On Monday, I discovered one of my Cornish Rocks with a string wrapped around one leg. That discarded eighteen inch piece of string belonged to a feed bag and attached to a length of wire which the unlucky chicken dragged around the otherwise sparsely furnished chicken coop. This unfortunate circumstance happened several days earlier. How do I know this? My little chicken, now Chicken Little, grew half the size of the other thirteen coop-mates. Chicken Little’s right legged extended straight out from her feathered frame due to dragging the mass. Even though the leg could be flexed, after removing the drag, CL could still not walk properly. The mishap injured her and crippled her. I pray she recovers but I doubt she will. So who is responsible for the crippled chicken?
In my earlier blogs I have besmirched poultry, really all birds, as “bird brains”. Knowing how to get into trouble but not knowing how to get out of it. Also, in another blog, I assumed that my chickens knew what they were doing when it came to birthing before finding a dead chick in the nest box. Who is responsible for the chickens? Who is responsible for the dangerous debris littering the coops and the grounds? Who makes assumptions? The chickens?
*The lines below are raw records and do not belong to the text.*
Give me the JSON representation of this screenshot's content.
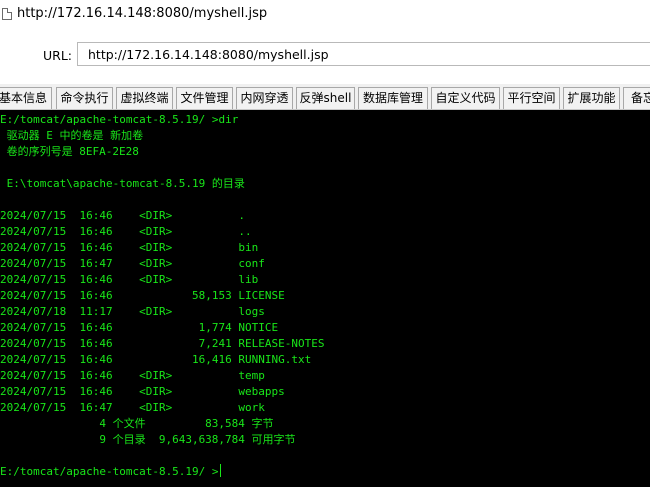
{
  "window": {
    "title": "http://172.16.14.148:8080/myshell.jsp"
  },
  "address": {
    "label": "URL:",
    "value": "http://172.16.14.148:8080/myshell.jsp"
  },
  "tabs": [
    {
      "label": "基本信息"
    },
    {
      "label": "命令执行"
    },
    {
      "label": "虚拟终端"
    },
    {
      "label": "文件管理"
    },
    {
      "label": "内网穿透"
    },
    {
      "label": "反弹shell"
    },
    {
      "label": "数据库管理"
    },
    {
      "label": "自定义代码"
    },
    {
      "label": "平行空间"
    },
    {
      "label": "扩展功能"
    },
    {
      "label": "备忘"
    }
  ],
  "terminal": {
    "text_color": "#19e619",
    "background": "#000000",
    "lines": [
      "E:/tomcat/apache-tomcat-8.5.19/ >dir",
      " 驱动器 E 中的卷是 新加卷",
      " 卷的序列号是 8EFA-2E28",
      "",
      " E:\\tomcat\\apache-tomcat-8.5.19 的目录",
      "",
      "2024/07/15  16:46    <DIR>          .",
      "2024/07/15  16:46    <DIR>          ..",
      "2024/07/15  16:46    <DIR>          bin",
      "2024/07/15  16:47    <DIR>          conf",
      "2024/07/15  16:46    <DIR>          lib",
      "2024/07/15  16:46            58,153 LICENSE",
      "2024/07/18  11:17    <DIR>          logs",
      "2024/07/15  16:46             1,774 NOTICE",
      "2024/07/15  16:46             7,241 RELEASE-NOTES",
      "2024/07/15  16:46            16,416 RUNNING.txt",
      "2024/07/15  16:46    <DIR>          temp",
      "2024/07/15  16:46    <DIR>          webapps",
      "2024/07/15  16:47    <DIR>          work",
      "               4 个文件         83,584 字节",
      "               9 个目录  9,643,638,784 可用字节",
      "",
      "E:/tomcat/apache-tomcat-8.5.19/ >"
    ]
  }
}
No. Of course it is the clueless farmer. Yeah, the one over there with the big brain and bushel of assumptions. The one holding a crippled Cornish Rock in one hand and a dead Buff Orpington chick in the other. The one making judgements about those under his care and now facing judgement for his lack of care. Recommendation? Cleanup, shut-up, and be a farmer not a philosopher.
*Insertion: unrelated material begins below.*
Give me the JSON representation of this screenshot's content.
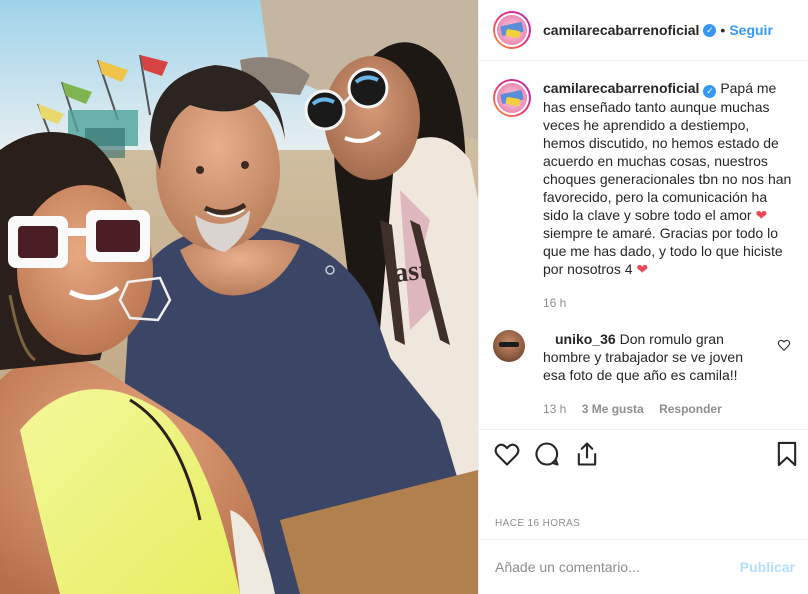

I stated last Sunday that I blogged for a hobby, blogged about how my farm animals knew how to get into trouble but never knew how to get out which closely paralleled my own conundrums. This chick-caught-on-a-string-and-wire episode sits as a good example. Months ago, I accepted an invitation to a gathering with pleasure. Weeks ago, I realized the reason for the invitation with apprehension. Days ago, I accepted my financial obligation with trepidation. Now, I lay here along side my crippled chick, tangled up in a situation, dragging an unwanted responsibility, and fearing that I will never be quite the fully functioning believer that I was before I got entangled.
Just as I am responsible for removing the hazards to my farm animal and rescuing them when they get into trouble, so also am I responsible for removing hazards to myself and for extricating my limbs from the tangles of life and the people in my life. Don’t say yes so easily to strangers, it is a steep slope. Question the details of what you are getting into before getting into it. If money or time is involved, gather enough information so that you can set a limit. Even though charity should be unbound generosity, in reality it can become unbound avarice. The meek can become predatory if you allow yourself to become prey. Your donation can become robbery if you never stop and say nay. It is better to stop giving in time than to stop giving altogether.